PROBLEM STATEMENT:
Isolate every line in the records below with "JSON" in it.

[Web page and app entries]
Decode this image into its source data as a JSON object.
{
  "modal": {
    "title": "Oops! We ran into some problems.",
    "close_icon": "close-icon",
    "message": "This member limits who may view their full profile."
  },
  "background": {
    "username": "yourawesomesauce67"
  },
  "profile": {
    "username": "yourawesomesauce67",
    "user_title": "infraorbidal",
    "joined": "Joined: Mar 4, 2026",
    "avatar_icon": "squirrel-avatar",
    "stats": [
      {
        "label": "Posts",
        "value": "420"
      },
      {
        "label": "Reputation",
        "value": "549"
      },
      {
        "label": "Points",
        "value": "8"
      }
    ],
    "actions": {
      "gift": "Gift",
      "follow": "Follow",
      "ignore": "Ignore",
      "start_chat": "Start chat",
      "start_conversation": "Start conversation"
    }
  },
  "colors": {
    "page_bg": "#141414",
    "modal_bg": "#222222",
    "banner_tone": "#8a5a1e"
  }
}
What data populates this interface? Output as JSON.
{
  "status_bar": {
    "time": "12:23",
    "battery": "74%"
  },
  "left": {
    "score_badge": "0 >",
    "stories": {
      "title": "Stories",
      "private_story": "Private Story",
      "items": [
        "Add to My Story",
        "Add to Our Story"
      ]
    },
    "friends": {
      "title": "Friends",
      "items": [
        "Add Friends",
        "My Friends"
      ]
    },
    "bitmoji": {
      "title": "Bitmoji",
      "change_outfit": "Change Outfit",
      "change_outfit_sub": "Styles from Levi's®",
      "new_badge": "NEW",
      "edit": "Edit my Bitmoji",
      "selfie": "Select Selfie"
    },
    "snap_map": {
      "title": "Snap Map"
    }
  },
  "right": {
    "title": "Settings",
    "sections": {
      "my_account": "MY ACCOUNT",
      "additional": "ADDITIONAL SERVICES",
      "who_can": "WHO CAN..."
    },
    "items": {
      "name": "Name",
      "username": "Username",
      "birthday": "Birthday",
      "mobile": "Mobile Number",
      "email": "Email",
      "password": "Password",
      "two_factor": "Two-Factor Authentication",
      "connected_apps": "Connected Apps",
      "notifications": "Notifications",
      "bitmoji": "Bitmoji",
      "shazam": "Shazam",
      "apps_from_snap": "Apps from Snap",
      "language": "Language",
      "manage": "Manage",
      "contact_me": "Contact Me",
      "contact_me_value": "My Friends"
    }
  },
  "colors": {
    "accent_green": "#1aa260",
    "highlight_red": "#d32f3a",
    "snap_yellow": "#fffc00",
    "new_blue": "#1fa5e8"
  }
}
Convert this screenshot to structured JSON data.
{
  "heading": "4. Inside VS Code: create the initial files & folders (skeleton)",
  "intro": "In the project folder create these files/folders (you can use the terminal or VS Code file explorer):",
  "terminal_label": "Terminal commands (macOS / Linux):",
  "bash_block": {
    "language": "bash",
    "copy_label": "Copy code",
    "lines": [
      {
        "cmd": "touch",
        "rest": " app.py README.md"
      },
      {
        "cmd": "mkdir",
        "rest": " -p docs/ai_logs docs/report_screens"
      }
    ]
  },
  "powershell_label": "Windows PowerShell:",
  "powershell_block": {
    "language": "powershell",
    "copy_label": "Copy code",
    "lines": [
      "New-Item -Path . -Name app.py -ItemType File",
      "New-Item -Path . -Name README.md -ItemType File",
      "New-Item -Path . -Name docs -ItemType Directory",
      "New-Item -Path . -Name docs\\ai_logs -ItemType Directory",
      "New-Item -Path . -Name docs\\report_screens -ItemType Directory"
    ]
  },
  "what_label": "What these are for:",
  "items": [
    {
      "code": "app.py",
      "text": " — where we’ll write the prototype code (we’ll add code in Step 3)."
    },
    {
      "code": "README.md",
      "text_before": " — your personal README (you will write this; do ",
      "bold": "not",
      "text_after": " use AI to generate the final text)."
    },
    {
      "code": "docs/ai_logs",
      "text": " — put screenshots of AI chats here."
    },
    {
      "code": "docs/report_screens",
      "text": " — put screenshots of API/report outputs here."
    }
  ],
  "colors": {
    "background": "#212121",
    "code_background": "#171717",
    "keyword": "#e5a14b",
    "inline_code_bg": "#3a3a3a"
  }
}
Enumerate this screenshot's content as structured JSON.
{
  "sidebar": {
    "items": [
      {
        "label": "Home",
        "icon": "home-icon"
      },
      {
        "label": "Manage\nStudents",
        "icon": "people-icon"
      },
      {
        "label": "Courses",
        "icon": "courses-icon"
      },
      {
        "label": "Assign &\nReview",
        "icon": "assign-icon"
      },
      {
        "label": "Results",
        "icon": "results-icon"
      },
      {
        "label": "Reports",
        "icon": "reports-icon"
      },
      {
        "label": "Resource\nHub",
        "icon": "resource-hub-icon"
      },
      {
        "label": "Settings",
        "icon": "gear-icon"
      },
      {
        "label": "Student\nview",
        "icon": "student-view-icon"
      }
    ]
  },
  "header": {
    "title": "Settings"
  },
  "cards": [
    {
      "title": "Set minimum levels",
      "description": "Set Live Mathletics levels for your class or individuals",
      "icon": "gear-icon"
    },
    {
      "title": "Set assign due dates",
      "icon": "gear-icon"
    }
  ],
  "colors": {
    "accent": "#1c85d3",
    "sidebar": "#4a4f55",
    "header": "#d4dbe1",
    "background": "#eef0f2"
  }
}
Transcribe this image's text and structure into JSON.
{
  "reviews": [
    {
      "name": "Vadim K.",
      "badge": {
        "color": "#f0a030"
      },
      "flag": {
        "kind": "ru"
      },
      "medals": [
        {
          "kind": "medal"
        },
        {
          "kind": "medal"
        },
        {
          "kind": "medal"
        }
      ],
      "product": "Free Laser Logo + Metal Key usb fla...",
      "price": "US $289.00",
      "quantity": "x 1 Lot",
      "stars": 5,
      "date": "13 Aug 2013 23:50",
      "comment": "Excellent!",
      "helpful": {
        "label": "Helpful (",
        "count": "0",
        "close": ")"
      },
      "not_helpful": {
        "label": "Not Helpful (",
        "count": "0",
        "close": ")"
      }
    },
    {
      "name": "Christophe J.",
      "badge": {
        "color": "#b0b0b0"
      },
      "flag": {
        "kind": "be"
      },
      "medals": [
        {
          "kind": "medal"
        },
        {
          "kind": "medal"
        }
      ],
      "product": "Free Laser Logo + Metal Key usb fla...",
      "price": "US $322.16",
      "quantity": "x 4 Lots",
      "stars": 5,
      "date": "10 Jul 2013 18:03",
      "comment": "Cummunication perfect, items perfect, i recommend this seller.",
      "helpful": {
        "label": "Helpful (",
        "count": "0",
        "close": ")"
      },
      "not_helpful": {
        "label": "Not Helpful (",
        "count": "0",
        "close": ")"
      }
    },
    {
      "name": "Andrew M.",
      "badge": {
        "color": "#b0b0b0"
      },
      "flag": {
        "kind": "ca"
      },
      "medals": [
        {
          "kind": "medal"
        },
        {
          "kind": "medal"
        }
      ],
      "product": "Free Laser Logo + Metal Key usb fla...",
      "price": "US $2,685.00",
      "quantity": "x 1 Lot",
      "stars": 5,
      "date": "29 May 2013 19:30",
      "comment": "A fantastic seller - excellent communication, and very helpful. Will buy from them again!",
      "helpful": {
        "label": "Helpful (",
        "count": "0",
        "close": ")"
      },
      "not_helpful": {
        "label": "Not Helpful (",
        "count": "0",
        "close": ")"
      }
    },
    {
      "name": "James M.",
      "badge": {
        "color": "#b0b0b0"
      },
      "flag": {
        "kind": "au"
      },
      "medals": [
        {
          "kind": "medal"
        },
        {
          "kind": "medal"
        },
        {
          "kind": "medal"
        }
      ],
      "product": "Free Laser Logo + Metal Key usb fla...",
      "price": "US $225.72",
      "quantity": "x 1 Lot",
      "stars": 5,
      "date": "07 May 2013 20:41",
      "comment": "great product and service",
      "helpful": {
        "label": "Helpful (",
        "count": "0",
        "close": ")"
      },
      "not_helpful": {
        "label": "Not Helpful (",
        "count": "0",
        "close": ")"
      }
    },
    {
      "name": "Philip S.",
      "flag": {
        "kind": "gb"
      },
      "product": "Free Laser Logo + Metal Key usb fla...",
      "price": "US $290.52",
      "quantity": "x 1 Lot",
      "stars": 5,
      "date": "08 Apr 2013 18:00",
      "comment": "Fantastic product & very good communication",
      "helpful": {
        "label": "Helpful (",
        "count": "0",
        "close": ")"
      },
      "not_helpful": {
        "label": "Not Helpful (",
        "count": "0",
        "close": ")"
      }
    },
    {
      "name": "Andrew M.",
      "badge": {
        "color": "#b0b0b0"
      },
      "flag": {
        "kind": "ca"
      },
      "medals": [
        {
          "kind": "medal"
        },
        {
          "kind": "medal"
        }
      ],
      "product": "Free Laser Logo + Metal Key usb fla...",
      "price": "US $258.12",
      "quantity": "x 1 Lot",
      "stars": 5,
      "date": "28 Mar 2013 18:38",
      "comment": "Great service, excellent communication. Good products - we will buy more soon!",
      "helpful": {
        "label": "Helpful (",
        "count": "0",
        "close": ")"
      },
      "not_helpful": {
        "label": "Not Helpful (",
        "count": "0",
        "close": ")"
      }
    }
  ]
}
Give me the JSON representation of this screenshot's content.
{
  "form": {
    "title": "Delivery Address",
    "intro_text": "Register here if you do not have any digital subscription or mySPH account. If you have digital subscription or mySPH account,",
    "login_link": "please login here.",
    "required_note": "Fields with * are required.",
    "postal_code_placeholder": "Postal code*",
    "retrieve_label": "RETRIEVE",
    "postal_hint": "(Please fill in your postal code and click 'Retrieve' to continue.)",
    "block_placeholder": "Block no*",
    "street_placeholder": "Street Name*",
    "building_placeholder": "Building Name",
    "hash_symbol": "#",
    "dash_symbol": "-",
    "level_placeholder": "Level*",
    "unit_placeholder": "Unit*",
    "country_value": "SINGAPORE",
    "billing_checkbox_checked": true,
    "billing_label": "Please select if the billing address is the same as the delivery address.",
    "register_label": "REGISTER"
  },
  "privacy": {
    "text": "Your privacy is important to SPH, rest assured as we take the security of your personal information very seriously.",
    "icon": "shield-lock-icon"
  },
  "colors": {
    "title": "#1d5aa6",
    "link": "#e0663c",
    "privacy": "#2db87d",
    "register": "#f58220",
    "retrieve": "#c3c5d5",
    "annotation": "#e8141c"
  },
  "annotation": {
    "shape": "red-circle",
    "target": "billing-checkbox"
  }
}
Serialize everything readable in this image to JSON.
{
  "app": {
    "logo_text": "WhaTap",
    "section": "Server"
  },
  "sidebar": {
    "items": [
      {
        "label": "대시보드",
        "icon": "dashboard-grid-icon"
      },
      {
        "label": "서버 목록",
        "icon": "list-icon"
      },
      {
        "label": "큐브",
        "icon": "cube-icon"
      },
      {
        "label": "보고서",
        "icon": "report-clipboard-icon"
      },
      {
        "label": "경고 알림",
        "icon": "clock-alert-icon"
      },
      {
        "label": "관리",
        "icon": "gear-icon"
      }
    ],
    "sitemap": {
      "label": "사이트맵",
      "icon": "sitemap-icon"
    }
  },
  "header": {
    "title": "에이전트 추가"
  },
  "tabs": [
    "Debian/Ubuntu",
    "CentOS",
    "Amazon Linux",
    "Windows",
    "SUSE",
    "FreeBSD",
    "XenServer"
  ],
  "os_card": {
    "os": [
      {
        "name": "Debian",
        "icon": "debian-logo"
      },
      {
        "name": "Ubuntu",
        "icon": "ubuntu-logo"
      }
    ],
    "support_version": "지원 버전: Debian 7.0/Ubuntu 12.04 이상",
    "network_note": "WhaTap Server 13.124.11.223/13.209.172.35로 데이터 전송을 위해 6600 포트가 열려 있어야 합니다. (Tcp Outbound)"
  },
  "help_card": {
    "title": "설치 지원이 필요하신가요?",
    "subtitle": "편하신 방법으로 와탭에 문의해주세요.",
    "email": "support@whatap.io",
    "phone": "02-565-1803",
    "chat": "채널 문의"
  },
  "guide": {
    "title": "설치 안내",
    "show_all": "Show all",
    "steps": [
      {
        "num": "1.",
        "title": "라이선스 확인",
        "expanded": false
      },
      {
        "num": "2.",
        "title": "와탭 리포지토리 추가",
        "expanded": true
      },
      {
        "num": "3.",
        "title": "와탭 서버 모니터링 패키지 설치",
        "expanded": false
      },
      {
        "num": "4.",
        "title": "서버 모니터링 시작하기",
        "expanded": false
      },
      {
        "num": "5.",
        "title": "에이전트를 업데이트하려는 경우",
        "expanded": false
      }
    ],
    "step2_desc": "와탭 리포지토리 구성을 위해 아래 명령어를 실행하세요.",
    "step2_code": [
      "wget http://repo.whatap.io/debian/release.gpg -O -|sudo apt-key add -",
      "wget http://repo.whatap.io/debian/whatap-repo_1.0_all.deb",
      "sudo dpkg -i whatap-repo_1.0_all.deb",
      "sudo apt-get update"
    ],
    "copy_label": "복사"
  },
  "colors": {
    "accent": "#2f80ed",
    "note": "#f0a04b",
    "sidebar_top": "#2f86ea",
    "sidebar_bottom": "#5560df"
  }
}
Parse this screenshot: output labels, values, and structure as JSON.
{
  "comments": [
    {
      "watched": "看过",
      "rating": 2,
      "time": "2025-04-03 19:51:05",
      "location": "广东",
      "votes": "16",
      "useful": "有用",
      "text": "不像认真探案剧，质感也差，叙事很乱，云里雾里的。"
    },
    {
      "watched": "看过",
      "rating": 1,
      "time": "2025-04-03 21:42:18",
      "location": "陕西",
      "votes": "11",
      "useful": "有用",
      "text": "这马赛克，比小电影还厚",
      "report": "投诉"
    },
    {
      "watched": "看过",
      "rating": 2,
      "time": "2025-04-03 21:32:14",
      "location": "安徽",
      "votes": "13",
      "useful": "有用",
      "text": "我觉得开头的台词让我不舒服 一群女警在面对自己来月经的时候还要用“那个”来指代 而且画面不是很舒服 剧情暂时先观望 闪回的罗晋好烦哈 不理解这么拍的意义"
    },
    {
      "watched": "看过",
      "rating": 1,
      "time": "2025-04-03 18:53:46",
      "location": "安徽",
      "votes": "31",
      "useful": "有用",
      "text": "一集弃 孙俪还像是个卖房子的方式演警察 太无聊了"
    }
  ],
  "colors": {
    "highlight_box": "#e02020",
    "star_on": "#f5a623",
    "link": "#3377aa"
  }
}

TASK SOLUTION:
Decode this image into its source data as a JSON object.
What data populates this interface? Output as JSON.
Convert this screenshot to structured JSON data.
Enumerate this screenshot's content as structured JSON.
Transcribe this image's text and structure into JSON.
Give me the JSON representation of this screenshot's content.
Serialize everything readable in this image to JSON.
Parse this screenshot: output labels, values, and structure as JSON.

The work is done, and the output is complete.